Alejandro Ecker
The Architecture of Coalition Governance

ECPR General Conference, Charles University, Prague, September 07th to September 10th, 2016
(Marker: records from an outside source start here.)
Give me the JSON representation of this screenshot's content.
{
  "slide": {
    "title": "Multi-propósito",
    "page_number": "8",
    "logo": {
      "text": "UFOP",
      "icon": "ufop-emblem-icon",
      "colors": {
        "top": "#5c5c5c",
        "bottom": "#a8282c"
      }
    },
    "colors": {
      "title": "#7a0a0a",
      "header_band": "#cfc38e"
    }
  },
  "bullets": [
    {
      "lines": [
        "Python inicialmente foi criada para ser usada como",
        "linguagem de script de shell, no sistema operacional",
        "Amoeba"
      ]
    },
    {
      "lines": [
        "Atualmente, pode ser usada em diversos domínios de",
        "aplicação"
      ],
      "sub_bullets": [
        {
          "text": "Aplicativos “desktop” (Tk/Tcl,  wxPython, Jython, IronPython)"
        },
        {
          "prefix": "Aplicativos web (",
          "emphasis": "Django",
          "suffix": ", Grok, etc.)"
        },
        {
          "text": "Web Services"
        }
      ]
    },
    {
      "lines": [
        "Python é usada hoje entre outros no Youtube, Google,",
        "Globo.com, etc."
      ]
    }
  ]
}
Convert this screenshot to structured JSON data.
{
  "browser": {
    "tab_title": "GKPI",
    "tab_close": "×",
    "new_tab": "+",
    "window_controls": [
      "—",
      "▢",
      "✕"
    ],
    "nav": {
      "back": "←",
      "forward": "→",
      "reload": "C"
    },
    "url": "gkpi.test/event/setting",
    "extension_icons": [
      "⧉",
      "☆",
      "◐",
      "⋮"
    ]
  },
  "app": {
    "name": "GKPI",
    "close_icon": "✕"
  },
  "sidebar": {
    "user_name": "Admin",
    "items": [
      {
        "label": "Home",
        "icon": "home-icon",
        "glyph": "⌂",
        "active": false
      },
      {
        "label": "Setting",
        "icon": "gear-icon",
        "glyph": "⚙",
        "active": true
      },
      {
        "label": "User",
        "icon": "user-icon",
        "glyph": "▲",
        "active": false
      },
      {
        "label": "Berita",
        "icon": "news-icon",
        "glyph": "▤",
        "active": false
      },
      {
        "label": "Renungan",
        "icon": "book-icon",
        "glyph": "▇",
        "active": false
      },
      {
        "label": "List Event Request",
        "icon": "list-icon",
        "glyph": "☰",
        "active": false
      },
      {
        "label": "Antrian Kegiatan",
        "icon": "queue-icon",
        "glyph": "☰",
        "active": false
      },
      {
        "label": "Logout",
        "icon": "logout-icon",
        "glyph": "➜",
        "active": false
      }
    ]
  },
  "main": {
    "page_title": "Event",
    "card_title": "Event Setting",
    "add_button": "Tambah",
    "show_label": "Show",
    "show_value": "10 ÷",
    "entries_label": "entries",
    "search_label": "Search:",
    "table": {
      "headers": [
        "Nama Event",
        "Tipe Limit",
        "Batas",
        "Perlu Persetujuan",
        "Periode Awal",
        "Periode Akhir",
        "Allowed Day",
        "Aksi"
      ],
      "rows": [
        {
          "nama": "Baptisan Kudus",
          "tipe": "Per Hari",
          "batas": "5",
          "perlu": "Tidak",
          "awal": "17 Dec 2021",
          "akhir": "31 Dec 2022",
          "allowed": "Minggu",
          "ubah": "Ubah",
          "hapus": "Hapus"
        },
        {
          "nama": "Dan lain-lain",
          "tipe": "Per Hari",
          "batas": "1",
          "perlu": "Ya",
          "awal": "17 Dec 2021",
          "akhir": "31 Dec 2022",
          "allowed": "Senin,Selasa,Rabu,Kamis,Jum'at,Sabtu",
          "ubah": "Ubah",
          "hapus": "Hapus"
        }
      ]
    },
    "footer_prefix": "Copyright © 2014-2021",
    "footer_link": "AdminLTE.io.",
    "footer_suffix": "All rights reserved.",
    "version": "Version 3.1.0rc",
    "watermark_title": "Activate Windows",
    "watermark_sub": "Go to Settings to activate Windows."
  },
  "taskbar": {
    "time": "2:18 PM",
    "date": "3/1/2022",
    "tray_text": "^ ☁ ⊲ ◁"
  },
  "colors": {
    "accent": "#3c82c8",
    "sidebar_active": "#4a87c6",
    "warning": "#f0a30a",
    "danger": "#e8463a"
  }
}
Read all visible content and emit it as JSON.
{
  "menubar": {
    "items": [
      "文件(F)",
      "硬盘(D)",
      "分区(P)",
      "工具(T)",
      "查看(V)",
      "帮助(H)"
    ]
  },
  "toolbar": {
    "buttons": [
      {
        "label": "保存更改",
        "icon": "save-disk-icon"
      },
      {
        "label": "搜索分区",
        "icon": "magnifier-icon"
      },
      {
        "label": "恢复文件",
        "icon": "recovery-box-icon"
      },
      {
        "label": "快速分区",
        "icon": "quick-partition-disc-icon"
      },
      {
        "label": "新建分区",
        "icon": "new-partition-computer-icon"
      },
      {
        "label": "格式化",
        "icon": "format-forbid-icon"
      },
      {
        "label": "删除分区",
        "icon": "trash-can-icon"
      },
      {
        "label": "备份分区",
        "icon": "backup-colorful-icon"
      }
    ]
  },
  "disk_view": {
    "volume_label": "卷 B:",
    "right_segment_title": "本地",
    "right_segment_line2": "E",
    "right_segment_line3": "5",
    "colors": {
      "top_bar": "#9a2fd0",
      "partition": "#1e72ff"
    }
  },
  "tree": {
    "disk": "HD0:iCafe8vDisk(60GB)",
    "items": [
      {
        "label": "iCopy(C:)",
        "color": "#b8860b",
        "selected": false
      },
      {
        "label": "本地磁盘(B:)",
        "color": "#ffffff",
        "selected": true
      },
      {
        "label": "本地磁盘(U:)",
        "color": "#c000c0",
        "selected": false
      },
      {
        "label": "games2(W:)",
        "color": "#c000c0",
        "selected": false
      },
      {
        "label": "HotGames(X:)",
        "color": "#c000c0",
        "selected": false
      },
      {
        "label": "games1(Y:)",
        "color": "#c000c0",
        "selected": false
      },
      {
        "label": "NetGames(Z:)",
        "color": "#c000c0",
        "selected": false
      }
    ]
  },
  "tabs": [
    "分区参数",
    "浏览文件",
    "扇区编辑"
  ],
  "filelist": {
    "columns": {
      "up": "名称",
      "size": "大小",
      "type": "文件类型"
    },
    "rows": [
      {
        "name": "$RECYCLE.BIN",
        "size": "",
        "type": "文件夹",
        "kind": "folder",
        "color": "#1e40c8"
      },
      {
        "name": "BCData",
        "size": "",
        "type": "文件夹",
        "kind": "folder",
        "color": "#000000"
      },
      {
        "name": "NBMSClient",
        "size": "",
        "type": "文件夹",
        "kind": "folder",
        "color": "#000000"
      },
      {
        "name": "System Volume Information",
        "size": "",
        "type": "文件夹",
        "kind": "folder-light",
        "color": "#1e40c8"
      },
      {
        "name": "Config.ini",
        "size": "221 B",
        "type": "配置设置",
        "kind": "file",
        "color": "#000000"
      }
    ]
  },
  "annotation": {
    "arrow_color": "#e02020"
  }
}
Despite the rich literature on coalition politics, we know surprisingly little about how coalition governments actually work: how do government parties reach agreement on policies, and how do they resolve conflicts among them? Designing mechanisms, norms and rules that make coalition governments work is crucial, because coalition governments constantly face threats and external shocks that may lead to an early government termination. In this paper, we study what kind of mechanisms of mutual control government parties employ to enforce joint action. We argue that (1) these mechanisms are unlikely to be effective if used alone and (2) that political parties thus devise complementary and synergetic coalition governance mechanisms. Thus, coalition builders are concerned with designing – what we term – the architecture of coalition governance. Based on theories of delegation and accountability we propose a unified approach and derive several ideal typical configurations of coalition governance mechanisms. Drawing on data from coalition governments in Western and Central Eastern Europe, we use Bayesian Configuration frequency analysis to analyse the prevalent empirical configurations. Here, we find that coalitions indeed choose mechanisms as substitutes and supplements. We then explore the effect of different configurations of governance mechanisms on cabinet duration in Western and Central Eastern Europe. Our findings highlight the importance of factors at parties’ discretion for cabinet duration and provide promising avenues for future research.